This site uses cookies. No personal data is stored. You can read how we use them in our cookies policy. Continuing on this site accepts their use. Thankyou.

Viewing website implies consent to set cookies on your computer. Full details Swaledale and Arkengarthdale Archaeology Group
Registered Charitable Incorporated Organisation Number 1155775
SWAAG Honorary President:
Tim Laurie FSA

Another Search

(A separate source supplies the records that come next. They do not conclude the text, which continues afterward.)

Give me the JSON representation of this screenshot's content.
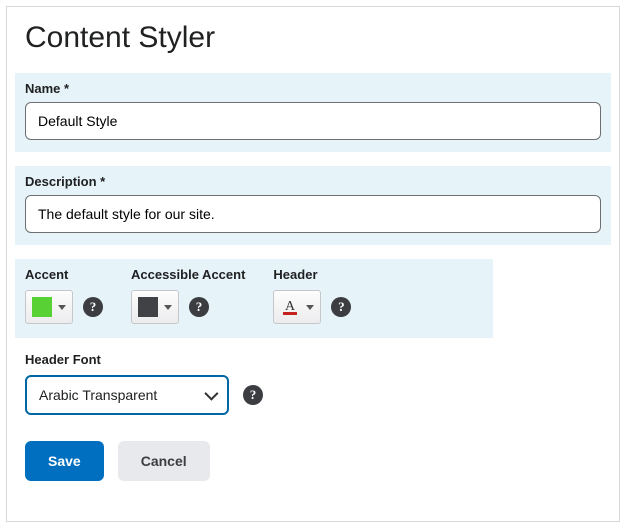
{
  "page": {
    "title": "Content Styler"
  },
  "fields": {
    "name": {
      "label": "Name",
      "required_mark": "*",
      "value": "Default Style"
    },
    "description": {
      "label": "Description",
      "required_mark": "*",
      "value": "The default style for our site."
    }
  },
  "colors": {
    "accent": {
      "label": "Accent",
      "swatch_color": "#58d134"
    },
    "accessible_accent": {
      "label": "Accessible Accent",
      "swatch_color": "#404246"
    },
    "header": {
      "label": "Header"
    }
  },
  "header_font": {
    "label": "Header Font",
    "value": "Arabic Transparent"
  },
  "buttons": {
    "save": "Save",
    "cancel": "Cancel"
  },
  "help_glyph": "?"
}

Scroll down the record
 *****SWAAG_ID***** 336
 Date Entered 16/11/2011
 Updated on 05/12/2011
 Recorded by Tim Laurie
 Category Tree Site Record
 Record Type Botanical HER
 Site Access Private
 Record Date 13/11/2010
 Location Whitsundale How Edge Scars Lower Section from Cop Gill down to Caveside Gill
 Civil Parish Muker
 Brit. National Grid NY 8675 0245
 Altitude 400m
 Geology Stream cut ravine through Namurian sandstones and mudstones with tufa forming springs above the east bank of the stream.
 Record Name MUK120 How Edge Scars. Lower Section. Type B Generally acidic vegetation but with tufa springs above stream. Aspen Clones and Juniper.
 Record Description Native oak (Qu.robur) birch (B.pubescens) woodland with very extensive cloned aspen grove on eastern bank and two isolated juniper bushes on outcropping rock at the top edge of the eastern side of the ravine. Eared sallow(S. aurita)present. Generally acidic vegetation but with local enrichment from tufa forming springs on eastern bank. See L.R. Plant List.
 Dimensions See photographs.
 Geographical area Upper Swaledale
 Species Aspen, juniper, pedunculate oak, eared sallow.
 Additional Notes The native woodland at How Edge Scars is perhaps the best example of native woodland once widespread across the open moorland of Upper Swaledale. The seperate populations of aspens located on the eastern slopes at the lower and upper parts of the ravine and on the north facing cliff at the top of the ravine on the westside of the stream are of special interest as are the scattered junipers and above all the uniquely interesting overhanging tufa formation on the cliff at the top of the ravine colonised by non-flowering plants, mosses, lichen, algae and diatoms. Colonies of stone bramble,oak and beech fern also present. Upper (MUK121) and Lower Parts (MUK120) of the ravine recorded seperately to allow seperate presentation of the isolated junipers and aspen groves.
 Image 1 ID 1292         Click image to enlarge
 Image 1 Description How Edge Ravine, view from Caveside Gill upstream.
 Image 2 ID 1293         Click image to enlarge
 Image 2 Description How Edge Ravine, juniper and aspen. Caveside Gill.
 Image 3 ID 1294         Click image to enlarge
 Image 3 Description How Edge Ravine, aspen grove. Caveside Gill. Oak and birch on far bank.
 Image 4 ID 1296         Click image to enlarge
 Image 4 Description How Edge Ravine, oak woodland on west bank.
 Image 5 ID 1297         Click image to enlarge
 Image 5 Description Caveside Gill. Frozen.
 Image 6 ID 1298         Click image to enlarge
 Image 6 Description View of aspen grove at Caveside Gill from west bank.Winter.
 Image 7 ID 1299         Click image to enlarge
 Image 7 Description View of aspen grove at Caveside Gill from west bank.Winter.
 Image 8 ID 1300         Click image to enlarge
 Image 8 Description Caveside Gill from west bank.Winter.
Another Search